Dr. Ramani is an Associate Professor in the Department of human Development and Quantitative Methodology. Before coming to University of Maryland in 2008, Dr. Ramani received her Ph.D. in Developmental Psychology from the University of Pittsburgh and worked as a Postdoctoral Research Associate at Carnegie Mellon University. Dr. Ramani teaches undergraduate and graduate classes in cognitive development. Her research centers around social influences on cognitive development, namely mathematics and problem solving.
Alaina is a graduate student in the Master of Clinical Psychological Science Program. She earned her B.A. in Psychology and Medical Anthropology from Case Western Reserve University in 2014. Before coming to the University of Maryland she worked as a Lab Manager for the Coping and Regulation of Environmental Stress Lab at The Pennsylvania State University. Alaina is interested in the development of early childhood interventions to improve children's academic outcomes.
Emily is a fifth-year Ph.D. student in the Department of Human Development and Quantitative Methodology. Prior to entering graduate school, she earned her B.A. in Psychology from Temple University in Philadelphia and worked for two years as a volunteer in the Temple Infant and Child Lab. Emily is interested in the relations between bilingualism, math and memory development, and the ways in which children learn through informal learning activities.
Mary is a first-year PhD student in the Department of Human Development and Quantitative Methodology. She earned her B.A. in Psychology from Wesleyan University. Before graduate school, she worked for two years as a research assistant in the Early Childhood Cognition Lab at MIT and as an education intern at the Children’s Museum of NH. Mary is interested in children’s mathematical and social learning, and how children learn through play, games and informal social interactions.

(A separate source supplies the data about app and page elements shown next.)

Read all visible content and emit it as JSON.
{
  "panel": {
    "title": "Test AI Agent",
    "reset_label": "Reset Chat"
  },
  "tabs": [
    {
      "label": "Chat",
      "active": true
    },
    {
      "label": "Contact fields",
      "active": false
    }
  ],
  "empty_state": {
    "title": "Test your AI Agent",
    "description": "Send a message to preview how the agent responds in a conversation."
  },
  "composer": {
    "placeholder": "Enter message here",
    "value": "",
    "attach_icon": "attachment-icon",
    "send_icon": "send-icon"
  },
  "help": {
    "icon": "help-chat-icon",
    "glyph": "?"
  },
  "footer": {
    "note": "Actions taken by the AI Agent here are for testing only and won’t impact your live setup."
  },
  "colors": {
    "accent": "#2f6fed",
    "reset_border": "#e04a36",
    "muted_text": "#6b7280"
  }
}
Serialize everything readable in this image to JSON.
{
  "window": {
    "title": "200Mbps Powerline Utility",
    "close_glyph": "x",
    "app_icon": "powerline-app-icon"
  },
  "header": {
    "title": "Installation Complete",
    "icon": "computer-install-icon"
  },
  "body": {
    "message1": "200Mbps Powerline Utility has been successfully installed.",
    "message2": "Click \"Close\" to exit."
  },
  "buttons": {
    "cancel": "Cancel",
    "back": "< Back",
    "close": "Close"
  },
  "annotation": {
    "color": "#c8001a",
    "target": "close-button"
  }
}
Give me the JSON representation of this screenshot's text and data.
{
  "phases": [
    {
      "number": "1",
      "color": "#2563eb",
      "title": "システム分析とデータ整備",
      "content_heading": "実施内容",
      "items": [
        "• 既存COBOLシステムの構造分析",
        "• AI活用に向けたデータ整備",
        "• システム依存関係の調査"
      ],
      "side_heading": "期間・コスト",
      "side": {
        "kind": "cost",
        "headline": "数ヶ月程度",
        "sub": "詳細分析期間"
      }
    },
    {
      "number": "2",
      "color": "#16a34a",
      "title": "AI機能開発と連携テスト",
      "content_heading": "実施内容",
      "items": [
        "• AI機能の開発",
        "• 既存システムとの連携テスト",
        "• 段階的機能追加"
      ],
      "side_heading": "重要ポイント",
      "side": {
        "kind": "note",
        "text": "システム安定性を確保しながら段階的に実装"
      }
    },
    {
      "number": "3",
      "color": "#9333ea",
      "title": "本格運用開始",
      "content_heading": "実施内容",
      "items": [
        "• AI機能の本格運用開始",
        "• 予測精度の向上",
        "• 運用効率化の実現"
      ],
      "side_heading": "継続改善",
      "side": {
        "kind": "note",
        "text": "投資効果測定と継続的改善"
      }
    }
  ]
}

Nicole is a fourth-year Ph.D. student in the Department of Human Development and Quantitative Methodology. Prior to returning to school, Nicole earned her Ed.M. in Human Development and Psychology from Harvard and worked for two years as a research and evaluation analyst at Abt Associates in Bethesda. Nicole is interested in children's early understanding of number, including how informal learning activities and interactions with parents and early childhood educators can build their fundational knowledge.